In this work we propose Socratic Models (SMs), a framework that uses structured dialogue between pre-existing foundation models, each of which can exhibit unique (but complementary) capabilities depending on the distributions of data on which they are trained. On various perceptual tasks, this work presents a case study of SMs with visual language models (VLMs, e.g., CLIP), large language models (LMs, e.g., GPT-3, RoBERTa), and audio language models (ALMs, e.g., Wav2CLIP, Speech2Text). From video search, to image captioning; from generating free-form answers to contextual reasoning questions, to forecasting future activities – SMs can provide meaningful results for complex tasks across classically challenging computer vision domains, without any model finetuning.

Examples of guided multi-model exchanges (Socratic Models) for an egocentric perception system: (i, left) parsing a natural language question into search entities (with LM) to be used to find the most relevant key moments in the video (with VLM); (ii, middle) describing each key frame by detecting places and objects (VLM), suggesting commonsense activities (LM), pruning the most likely activity (VLM), then generating a natural language summary (LM) of the SM interaction; (iii, right) concatenating key frame summaries into a language-based world-state history that an LM can use as context to answer the original question:

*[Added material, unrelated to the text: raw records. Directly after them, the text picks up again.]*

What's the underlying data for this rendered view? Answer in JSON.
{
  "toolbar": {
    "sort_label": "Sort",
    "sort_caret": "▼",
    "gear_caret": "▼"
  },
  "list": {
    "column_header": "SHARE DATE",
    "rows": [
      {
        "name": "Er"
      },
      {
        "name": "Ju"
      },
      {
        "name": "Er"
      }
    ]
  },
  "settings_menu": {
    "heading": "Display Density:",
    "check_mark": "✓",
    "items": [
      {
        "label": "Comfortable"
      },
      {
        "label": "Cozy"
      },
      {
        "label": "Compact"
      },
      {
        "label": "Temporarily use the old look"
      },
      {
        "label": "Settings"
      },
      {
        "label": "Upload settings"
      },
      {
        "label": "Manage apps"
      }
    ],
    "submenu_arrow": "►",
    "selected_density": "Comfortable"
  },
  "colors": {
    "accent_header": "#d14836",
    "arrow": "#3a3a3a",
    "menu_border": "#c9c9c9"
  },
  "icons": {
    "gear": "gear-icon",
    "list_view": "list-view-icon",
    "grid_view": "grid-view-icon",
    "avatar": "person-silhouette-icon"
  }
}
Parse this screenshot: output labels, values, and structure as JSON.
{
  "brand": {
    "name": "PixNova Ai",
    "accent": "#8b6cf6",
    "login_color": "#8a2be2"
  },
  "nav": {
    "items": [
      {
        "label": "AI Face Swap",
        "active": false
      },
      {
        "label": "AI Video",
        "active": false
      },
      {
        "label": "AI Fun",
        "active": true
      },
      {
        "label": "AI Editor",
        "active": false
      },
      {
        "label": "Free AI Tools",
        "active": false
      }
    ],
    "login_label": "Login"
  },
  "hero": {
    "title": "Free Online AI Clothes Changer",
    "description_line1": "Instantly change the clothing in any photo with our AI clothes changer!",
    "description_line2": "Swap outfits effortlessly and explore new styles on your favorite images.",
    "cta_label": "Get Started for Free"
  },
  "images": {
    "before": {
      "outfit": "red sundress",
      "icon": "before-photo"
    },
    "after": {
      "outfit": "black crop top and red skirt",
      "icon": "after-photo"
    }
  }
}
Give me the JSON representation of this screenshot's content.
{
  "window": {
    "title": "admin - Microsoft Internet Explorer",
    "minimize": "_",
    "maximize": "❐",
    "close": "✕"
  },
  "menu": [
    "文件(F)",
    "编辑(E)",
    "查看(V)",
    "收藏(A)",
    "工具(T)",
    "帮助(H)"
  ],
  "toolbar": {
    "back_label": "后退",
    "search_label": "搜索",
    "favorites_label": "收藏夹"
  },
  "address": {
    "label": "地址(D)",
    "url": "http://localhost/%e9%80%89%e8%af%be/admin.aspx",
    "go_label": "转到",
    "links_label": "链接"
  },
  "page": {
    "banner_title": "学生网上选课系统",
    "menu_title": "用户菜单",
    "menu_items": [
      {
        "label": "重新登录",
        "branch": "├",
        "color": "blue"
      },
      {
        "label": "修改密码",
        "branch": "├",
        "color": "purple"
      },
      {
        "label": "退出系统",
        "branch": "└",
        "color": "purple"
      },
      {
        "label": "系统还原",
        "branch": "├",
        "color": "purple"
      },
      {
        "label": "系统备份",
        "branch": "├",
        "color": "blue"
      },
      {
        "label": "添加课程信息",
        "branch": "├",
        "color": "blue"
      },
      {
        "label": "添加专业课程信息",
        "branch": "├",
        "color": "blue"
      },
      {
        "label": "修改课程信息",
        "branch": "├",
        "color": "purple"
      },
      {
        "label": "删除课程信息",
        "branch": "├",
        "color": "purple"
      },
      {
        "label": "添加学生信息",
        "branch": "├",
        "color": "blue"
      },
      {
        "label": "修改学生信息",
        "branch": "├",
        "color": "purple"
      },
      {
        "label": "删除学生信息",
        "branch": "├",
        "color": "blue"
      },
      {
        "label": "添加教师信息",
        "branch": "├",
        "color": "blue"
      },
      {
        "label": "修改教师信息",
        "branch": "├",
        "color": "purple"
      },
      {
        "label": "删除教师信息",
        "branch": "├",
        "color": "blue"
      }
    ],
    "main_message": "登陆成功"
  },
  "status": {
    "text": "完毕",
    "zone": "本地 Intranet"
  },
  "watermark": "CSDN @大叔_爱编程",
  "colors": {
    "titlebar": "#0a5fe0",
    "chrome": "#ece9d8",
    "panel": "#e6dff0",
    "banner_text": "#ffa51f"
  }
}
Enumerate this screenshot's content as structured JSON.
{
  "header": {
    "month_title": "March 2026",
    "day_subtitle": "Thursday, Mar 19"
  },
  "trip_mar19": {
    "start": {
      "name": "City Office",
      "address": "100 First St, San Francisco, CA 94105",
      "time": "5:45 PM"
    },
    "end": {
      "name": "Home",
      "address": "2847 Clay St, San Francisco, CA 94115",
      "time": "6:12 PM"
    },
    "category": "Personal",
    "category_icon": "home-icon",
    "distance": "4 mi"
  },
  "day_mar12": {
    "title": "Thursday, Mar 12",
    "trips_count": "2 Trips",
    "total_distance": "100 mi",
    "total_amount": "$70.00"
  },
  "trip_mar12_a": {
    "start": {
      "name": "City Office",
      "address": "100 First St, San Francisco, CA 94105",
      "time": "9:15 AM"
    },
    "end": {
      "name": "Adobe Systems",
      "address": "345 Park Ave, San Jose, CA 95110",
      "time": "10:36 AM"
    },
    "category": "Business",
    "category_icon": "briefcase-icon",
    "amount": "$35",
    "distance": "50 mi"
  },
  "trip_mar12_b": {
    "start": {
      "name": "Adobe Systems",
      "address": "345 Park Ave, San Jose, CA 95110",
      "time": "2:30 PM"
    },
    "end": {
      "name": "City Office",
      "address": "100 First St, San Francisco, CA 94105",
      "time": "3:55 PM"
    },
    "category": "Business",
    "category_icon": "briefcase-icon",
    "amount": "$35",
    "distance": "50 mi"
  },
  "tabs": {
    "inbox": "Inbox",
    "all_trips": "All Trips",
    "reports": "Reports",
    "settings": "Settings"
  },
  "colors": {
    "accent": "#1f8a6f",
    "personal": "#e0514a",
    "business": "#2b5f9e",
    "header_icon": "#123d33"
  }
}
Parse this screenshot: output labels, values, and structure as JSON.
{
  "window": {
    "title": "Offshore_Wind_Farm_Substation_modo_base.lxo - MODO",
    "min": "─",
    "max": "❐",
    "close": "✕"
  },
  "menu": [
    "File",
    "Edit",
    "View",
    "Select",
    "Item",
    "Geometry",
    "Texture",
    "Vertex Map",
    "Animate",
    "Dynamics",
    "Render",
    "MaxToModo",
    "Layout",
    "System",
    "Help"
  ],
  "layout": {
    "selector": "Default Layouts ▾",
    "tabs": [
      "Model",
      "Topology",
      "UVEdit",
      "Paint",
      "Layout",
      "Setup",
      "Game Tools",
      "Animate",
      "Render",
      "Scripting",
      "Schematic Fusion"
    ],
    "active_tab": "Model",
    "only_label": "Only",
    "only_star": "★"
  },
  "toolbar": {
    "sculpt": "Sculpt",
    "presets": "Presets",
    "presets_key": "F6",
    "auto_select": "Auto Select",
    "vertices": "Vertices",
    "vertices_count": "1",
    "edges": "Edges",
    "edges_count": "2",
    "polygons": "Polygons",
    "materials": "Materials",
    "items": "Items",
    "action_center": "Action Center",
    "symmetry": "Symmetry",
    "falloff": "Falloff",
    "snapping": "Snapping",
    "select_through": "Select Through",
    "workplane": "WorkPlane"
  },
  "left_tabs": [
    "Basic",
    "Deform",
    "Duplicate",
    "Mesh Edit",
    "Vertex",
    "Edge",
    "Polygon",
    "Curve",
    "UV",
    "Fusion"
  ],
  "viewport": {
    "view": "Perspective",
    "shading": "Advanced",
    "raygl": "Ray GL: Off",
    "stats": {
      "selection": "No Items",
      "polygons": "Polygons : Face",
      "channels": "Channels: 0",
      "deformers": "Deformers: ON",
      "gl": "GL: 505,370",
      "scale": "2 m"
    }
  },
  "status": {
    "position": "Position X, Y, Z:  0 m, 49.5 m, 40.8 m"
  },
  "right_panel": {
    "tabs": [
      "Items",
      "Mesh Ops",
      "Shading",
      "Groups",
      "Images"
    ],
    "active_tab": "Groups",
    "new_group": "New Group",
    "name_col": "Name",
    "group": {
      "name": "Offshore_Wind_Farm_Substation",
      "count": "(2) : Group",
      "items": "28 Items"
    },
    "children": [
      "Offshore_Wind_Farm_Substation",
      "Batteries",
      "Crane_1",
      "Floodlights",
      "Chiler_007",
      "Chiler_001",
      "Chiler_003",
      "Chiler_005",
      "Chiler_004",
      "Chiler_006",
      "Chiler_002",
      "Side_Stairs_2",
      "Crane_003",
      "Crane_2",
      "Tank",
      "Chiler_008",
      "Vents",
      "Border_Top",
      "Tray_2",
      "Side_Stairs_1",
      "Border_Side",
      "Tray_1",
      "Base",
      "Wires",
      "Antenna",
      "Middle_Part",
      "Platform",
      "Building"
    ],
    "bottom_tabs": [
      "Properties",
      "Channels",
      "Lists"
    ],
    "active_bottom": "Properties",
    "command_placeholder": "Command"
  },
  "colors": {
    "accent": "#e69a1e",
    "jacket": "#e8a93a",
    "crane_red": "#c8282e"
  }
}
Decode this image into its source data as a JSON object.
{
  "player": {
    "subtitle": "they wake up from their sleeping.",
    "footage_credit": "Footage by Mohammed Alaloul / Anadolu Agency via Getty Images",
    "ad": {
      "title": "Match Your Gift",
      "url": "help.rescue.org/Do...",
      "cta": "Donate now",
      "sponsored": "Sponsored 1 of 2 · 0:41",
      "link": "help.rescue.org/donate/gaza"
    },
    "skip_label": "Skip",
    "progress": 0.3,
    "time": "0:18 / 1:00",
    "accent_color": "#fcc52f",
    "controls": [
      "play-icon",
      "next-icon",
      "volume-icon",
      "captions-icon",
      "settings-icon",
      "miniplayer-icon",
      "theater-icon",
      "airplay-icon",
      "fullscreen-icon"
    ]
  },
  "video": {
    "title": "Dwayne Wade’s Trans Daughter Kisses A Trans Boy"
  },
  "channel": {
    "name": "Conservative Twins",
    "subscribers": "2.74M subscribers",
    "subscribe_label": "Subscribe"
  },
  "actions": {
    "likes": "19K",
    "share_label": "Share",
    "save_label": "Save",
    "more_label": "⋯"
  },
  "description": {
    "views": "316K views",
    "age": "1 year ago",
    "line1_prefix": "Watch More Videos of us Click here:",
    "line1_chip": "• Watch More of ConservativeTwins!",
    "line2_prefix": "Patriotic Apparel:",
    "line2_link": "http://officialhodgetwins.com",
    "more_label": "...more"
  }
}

SMs can interface with the user through dialogue and perform a variety of tasks (formulated as Q&A) with egocentric video: sorting reasoning questions by their output modalities e.g., text-base responses, images from visual search, video snippets from audio search. Depending on the modality, each question can pass through a different sequence of Socratic interactions between the LM, VLM, and ALM:


We plan to release prototypes in the form of self-contained colabs. They will be added to this repository and linked here:

  •  Image Captioning - Open in Colab
  •  Video Understanding (MSR-VTT) - Open in Colab
  •  Egocentric Video Q&A - Coming soon
  •  Robot Perception & Planning - Open in Colab


    title={Socratic Models: Composing Zero-Shot Multimodal Reasoning with Language},
    author={Andy Zeng and Maria Attarian and Brian Ichter and Krzysztof Choromanski and Adrian Wong and Stefan Welker and Federico Tombari and Aveek Purohit and Michael Ryoo and Vikas Sindhwani and Johnny Lee and Vincent Vanhoucke and Pete Florence},


We thank Debidatta Dwibedi, Matthew O’Kelly, and Kevin Zakka for excellent feedback on improving this manuscript, Anelia Angelova, Jean-Jacques Slotine, Jonathan Tompson, Shuran Song, for fruitful technical discussions, Kan Huang for applications support, Ahmed Omran, Aren Jensen, Malcolm Slaney, Karolis Misiunas for advice on audio models, and Cody Wanner for YouTube videos.